=== Section Start ===
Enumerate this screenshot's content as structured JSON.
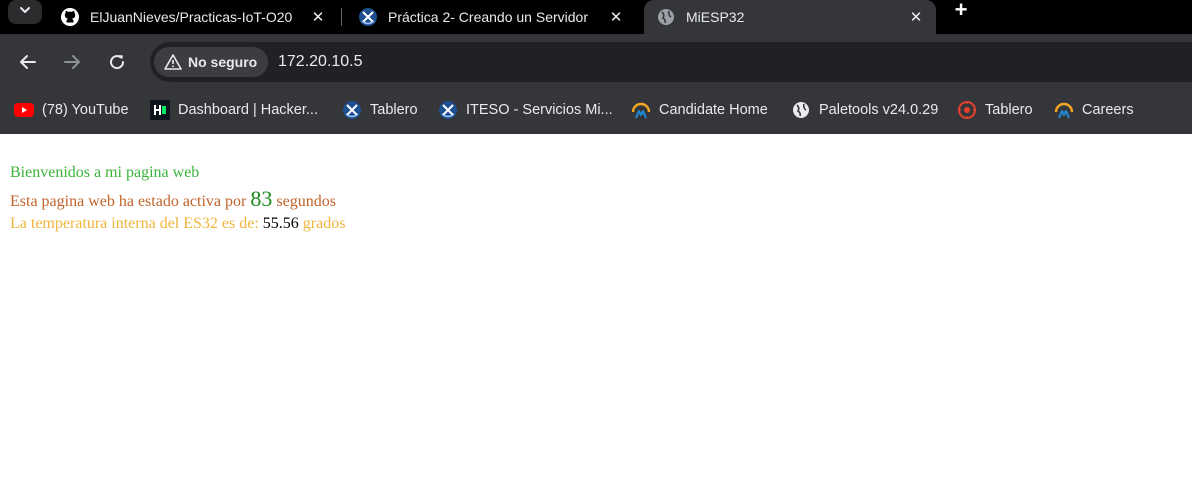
{
  "tabs": [
    {
      "title": "ElJuanNieves/Practicas-IoT-O20",
      "favicon": "github-icon"
    },
    {
      "title": "Práctica 2- Creando un Servidor",
      "favicon": "iteso-icon"
    },
    {
      "title": "MiESP32",
      "favicon": "globe-icon"
    }
  ],
  "toolbar": {
    "security_label": "No seguro",
    "url": "172.20.10.5"
  },
  "bookmarks": [
    {
      "label": "(78) YouTube",
      "icon": "youtube-icon"
    },
    {
      "label": "Dashboard | Hacker...",
      "icon": "hackerrank-icon"
    },
    {
      "label": "Tablero",
      "icon": "iteso-icon"
    },
    {
      "label": "ITESO - Servicios Mi...",
      "icon": "iteso-icon"
    },
    {
      "label": "Candidate Home",
      "icon": "candidate-icon"
    },
    {
      "label": "Paletools v24.0.29",
      "icon": "globe-icon"
    },
    {
      "label": "Tablero",
      "icon": "canvas-icon"
    },
    {
      "label": "Careers",
      "icon": "candidate-icon"
    }
  ],
  "page": {
    "welcome": "Bienvenidos a mi pagina web",
    "uptime_prefix": "Esta pagina web ha estado activa por ",
    "uptime_value": "83",
    "uptime_suffix": " segundos",
    "temp_prefix": "La temperatura interna del ES32 es de: ",
    "temp_value": "55.56",
    "temp_suffix": " grados"
  },
  "colors": {
    "welcome": "#3cb43c",
    "uptime_text": "#c0622a",
    "uptime_value": "#1a8a1a",
    "temp_text": "#f0b63c"
  }
}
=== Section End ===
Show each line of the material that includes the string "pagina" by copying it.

    "welcome": "Bienvenidos a mi pagina web",
    "uptime_prefix": "Esta pagina web ha estado activa por ",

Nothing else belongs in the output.